Once upon a time, you went abroad with a meager foreign exchange allowance and did some budgetary calisthenics to bring back what you really wanted-and what would make your friends envious. This could be anything from a seven-sided pencil box, to lingerie that most people saw only in very fancy fashion magazines, to gadgets that would pluck out your led hair or help you make a sumptuous dinner. And if you could afford it, and had ways to take it back to India without getting caught by customs, you also acquired some real treasures, with fancy tags attached: Dior perfumes, Louis Vuitton luggage, Salvatore Ferragamo shoes, Mikasa glassware, Cross pens and perhaps a diamond or two courtesy Tiffany.
And then, as time went by, life got a little easier for the brand-hungry who were looking for that much coveted snob value. The shops in India at Mumbai and other metros and other such ‘grey market’ arcades could supply everything from washing machines, refrigerators and watches to chocolates, diapers and hairbrushes, all with the requisite label, but no guarantee except goodwill, no service contracts and, usually, no instruction manual. However, there was no real choice available or comparison possible; you had to know exactly what you wanted, or trust the dealer to give you what you asked for, in a time frame that was often unpredictable.
And then the licenses started being issued. Special store spaces were created where you could acquire all the snob value you desired. Fragrances from reputed fashion houses like Cartier, Yves Saint Laurent and Calvin Klein flooded the counters in popular department stores. Clothes hit the racks, from Benetton to Tommy Hilfiger (who seemed to swallow his qualms about making clothing for the non-WASP population in the face of potential profits on a massive scale) to the fabulously publicized Reid and Taylor, much of it riding in on the coattails of Bollywood and its very visible stars.

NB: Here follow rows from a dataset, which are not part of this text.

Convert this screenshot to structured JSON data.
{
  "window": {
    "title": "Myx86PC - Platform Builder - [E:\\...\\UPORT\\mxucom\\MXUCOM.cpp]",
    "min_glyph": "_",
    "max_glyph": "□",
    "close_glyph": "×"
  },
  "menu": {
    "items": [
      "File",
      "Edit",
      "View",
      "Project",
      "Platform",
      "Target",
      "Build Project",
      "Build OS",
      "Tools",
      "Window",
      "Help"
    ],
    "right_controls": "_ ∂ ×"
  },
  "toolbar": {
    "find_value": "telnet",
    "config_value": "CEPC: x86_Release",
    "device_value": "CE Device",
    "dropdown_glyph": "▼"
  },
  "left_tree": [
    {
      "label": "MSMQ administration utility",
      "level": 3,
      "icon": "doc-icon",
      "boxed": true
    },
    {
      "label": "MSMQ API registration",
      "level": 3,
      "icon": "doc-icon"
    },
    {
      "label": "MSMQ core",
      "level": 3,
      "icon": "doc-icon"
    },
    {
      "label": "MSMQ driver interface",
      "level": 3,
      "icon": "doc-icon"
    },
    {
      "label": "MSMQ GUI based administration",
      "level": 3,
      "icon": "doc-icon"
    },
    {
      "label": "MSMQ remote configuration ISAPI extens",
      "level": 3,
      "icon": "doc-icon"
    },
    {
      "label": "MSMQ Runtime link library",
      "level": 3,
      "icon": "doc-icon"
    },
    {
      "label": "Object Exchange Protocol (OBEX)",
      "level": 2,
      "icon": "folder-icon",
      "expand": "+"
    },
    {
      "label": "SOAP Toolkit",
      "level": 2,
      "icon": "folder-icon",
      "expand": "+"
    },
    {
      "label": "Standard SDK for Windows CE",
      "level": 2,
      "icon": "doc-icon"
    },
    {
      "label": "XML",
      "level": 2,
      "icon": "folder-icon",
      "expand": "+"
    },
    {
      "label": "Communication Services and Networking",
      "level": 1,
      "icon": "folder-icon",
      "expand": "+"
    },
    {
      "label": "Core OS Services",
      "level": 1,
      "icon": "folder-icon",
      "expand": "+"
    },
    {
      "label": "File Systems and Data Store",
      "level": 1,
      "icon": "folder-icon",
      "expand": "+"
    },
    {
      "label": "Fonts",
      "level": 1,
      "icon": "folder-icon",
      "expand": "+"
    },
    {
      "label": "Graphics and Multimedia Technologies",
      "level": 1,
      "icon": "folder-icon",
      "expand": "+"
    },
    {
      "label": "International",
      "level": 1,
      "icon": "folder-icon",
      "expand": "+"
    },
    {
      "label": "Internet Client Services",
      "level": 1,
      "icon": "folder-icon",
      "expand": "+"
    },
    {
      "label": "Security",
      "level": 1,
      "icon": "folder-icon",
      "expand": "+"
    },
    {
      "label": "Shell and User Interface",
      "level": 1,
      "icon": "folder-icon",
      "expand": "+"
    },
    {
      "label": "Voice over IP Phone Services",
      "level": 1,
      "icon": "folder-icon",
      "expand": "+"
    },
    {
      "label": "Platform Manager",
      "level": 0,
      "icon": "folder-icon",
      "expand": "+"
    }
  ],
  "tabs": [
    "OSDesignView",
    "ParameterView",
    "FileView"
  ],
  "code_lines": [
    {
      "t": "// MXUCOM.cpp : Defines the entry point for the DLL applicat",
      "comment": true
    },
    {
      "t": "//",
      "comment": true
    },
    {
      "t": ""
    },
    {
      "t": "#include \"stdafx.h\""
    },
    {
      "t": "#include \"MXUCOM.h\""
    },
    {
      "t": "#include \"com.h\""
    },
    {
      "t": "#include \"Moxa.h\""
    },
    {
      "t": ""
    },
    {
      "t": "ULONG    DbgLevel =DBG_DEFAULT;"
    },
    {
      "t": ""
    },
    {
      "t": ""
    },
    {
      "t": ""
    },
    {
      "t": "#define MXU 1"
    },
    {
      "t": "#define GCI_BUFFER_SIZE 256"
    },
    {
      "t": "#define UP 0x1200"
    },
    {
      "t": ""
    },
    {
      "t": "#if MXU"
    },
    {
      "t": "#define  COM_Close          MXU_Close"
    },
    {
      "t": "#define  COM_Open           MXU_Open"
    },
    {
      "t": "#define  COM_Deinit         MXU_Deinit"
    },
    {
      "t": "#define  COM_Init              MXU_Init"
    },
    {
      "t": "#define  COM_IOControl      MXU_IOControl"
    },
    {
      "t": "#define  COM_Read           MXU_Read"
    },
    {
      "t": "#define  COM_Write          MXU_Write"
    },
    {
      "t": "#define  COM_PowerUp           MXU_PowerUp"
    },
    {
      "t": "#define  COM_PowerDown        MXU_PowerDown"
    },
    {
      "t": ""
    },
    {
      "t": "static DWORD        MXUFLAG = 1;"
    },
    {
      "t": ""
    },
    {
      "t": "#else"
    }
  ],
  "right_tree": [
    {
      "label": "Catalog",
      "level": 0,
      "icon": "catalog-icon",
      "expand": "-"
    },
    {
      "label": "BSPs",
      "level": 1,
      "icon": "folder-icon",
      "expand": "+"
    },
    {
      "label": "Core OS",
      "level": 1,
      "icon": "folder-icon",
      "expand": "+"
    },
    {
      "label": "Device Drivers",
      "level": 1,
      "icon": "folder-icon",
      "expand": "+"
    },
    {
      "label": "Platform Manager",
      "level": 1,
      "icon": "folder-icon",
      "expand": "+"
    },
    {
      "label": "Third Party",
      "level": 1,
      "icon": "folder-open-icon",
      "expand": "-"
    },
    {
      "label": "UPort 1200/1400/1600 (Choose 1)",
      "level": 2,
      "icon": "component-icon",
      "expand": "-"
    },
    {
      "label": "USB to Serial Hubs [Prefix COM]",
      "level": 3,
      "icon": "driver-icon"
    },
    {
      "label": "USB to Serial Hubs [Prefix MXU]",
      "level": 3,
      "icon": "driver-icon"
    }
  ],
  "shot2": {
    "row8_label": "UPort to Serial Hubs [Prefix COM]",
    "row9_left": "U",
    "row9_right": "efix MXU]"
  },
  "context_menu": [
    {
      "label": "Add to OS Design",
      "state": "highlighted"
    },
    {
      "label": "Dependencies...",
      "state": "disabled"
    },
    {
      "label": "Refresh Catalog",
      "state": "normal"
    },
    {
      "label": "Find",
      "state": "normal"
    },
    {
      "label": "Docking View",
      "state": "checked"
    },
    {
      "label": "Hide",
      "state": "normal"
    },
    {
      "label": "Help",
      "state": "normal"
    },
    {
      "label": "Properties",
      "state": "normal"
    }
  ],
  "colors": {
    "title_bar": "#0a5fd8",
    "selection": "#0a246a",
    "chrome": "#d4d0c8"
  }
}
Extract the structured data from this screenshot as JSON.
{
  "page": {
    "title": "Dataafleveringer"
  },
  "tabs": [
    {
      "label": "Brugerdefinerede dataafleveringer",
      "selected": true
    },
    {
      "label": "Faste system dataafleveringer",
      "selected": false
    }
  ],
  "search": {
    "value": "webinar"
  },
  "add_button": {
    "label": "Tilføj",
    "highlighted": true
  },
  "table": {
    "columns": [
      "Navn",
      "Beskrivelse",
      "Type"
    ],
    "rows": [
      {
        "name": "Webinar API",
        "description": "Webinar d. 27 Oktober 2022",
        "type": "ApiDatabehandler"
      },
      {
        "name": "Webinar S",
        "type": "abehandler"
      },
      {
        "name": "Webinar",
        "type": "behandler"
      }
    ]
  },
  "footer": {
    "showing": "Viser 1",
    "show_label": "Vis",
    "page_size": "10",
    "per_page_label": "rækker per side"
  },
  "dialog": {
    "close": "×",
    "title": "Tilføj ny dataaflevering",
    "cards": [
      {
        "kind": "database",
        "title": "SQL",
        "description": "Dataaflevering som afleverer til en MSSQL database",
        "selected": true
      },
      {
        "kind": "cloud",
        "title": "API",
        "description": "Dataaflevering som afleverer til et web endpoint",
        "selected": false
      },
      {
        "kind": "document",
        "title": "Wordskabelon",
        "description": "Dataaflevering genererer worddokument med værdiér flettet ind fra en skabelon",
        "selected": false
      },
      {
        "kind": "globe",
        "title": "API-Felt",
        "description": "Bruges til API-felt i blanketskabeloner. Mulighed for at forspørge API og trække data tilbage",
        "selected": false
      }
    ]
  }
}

Slowly popular international brands starting setting up individual stores in India, selling cameras (Nikon, Canon, Sony), luggage (Samsonite, American Tourister, Delsey), sportswear (Reebok, Nike), white goods (Siemens, Bosch, Samsung, LG) and personal-use products (cosmetics-Maybelline, Revlon, Bourjois; lingerie-Triumph, Enamor, Lovable; clothing-Lee, Levis, Cherokee). Soon, stores themselves made their presence felt, from MacDonald’s to Marks and Spencer. And the shoppers flooded in: young people with decent disposable incomes. The luxury market followed closely behind, primarily targeting the high-fashion buyers. From Jimmy Choo to Chanel, Vuitton to Tod’s, Elizabeth Arden to Clinique, Rado to Omega, they all came and, in a limited section of society, conquered. There is a growing population of millionaires in India and they are all willing to spend. So in this age of a brand-around the corner, how do you get to be a cut-above?
Indeed, there is one genre of shopper who wants even more exclusivity than just a label that is known, even if to a very small population of discerning buyers. And those people find their dreams in products made exclusively for them. Like that hand-woven sari, that specially crafted necklace, that perfectly finished dinning table that exquisitely polished floor all fairly easily possible in India, at a price. India has a long standing tradition of producing high quality hand-crafted products suited to the individual tastes and style of the consumer. Now the elite started choosing custom crafted products when they perpetuate this tradition in terms of the specific craft that they employ, or when they symbolize a creative vision of the designer or craftsman who draws inspiration from our vast heritage.
Custom crafted clothes or jewelry would be for a special occasion like a birthday or a wedding and would speak of individuality and style. It makes you feel good and stand out from the crowd, and you don’t mind spending that little extra to pamper yourself.
Perhaps best of all custom-made objects have the snob value of being one-of a kind, completely exclusive, and created to specification that the buyer has. And it is the way things are done in the country, the way that they have been done for generations. Even today few will look for a high-end diamond bracelet, for instance, in a store selling readymade jewelry; they will prefer to get it made to order from an exclusive designs catalogue. The Royal touch has again set in.